San Angelo, Texas
What is the Water Quality in San Angelo, Texas?
[Updated: June 13, 2023]
Compared to other US cities, San Angelo water quality ranks in the high range for contamination excluding Lead.
Most of their 31 contaminants have cancer-causing attributes.
- Arsenic is at extremely high levels: 166x health guidelines.
- Haloacetic acids (HAA5) are at extremely high levels: 198x health guidelines.
- Haloacetic acids (HAA9) are at extremely high levels: 3,017x health guidelines.
- These are both byproducts of the chlorine treatment process most water supplies go through.
Let’s look closer at what’s in San Angelo water.
What’s in San Angelo water?
Here are the top 5 chemical compounds in your water and what health issues they can potentially cause:
- Arsenic – Potential effect: Cancer
- Bromodichloromethane – Potential effect: Cancer
- Haloacetic acids – Potential effect: Cancer
- Hexavalent Chromium – Potential effect: Cancer
- Total trihalomethanes – Potential effect: Cancer
These are five of the 31 contaminants analyzed by the Environmental Working Group (ewg.org).
12 of these contaminants are rated as exceeding EWG Health Guidelines.
Does San Angelo water have Lead contamination?
Yes, San Angelo has lead in its water. The most recent Lead samples collected in 2018 showed concentrations up to 3.7 parts per billion (ppb).
The legal limit for lead is 15 parts per billion. Being well-below this level is a good thing.
- Concentrations between 3.8 ppb and 15 ppb put a formula-fed baby at risk of elevated blood lead levels. Read more about the symptoms of Lead in water.
There is no safe level of lead for humans.
- The good news is that 99.99% of the lead can be removed.
See the What Can You Do? section below to learn how to filter out contaminants.
Where does San Angelo’s water come from?
San Angelo’s water comes from the City of San Angelo – North Concho River watershed.
The single EPA assessed water source in the City of San Angelo – North Concho River watershed is in Impaired condition.

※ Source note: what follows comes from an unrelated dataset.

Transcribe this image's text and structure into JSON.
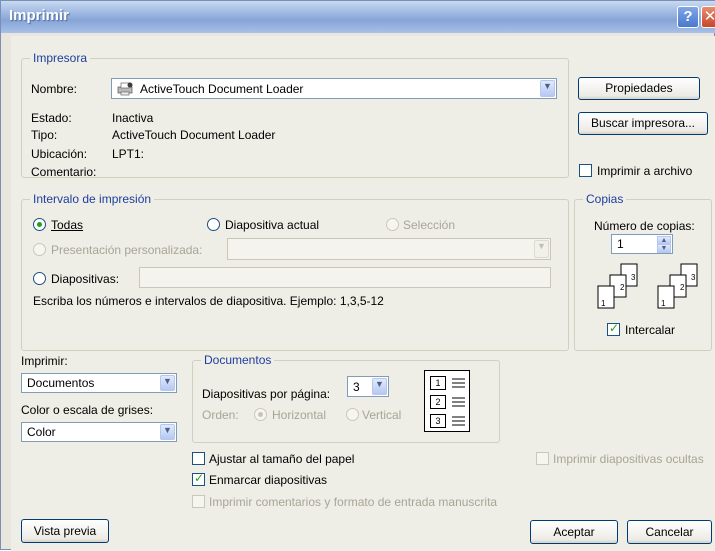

This is the Concho River.
Ideally, a water source would be rated in Good condition.
Whether a water source is in Impaired or Good condition refers to the quality of these uses:
- Drinking Water
- Aquatic Life
- Fish and Shellfish Consumption
Learn more from How’s My Waterway
See below for what you can do to improve San Angelo’s water.
Conclusion – What Can You Do?
Information about water quality can be surprising.
But there are things you can do in your home to clean up your water.
- Test Your Water using Varify Home Test Kits or similar.
- To Remove Lead and Other Contaminants In Your Home:
- Use Activated Carbon filters to remove most contaminants in your drinking water.
- To filter out even more contaminants, consider a Reverse Osmosis water filtration system for your house.
- These are more expensive than pitchers to purchase, but can be more effective.
- They have the benefit of filtering out heavy hitters like:
- Arsenic – health risks
- Barium – health risks in water
- Bromochloroacetic acid
- Bromodichloromethane – health risks in drinking water
- Chloroform – side effects
- Cyanide – exposure limits
- Dibromoacetic acid
- Dichloroacetic acid
- Haloacetic acids – chlorination byproduct*
- Hexavalent chromium – health effects
- Monobromoacetic acid
- Selenium – health risks
- Total trihalomethanes – byproduct of chlorination*
- Trichloroacetic acid
- Our recommendation: APEC Reverse Osmosis Systems
*Chlorination is an effective method of disinfecting/treating drinking water. You can then use a water filter to reduce the effects of chlorination byproducts to get the safest, cleanest water possible.
In Your Community:
Contact your local government officials and put pressure on them to invest in cleaner waterways and upgraded city water filtration and treatment.
Go to: https://www.cosatx.us/government to find contact information for your local officials.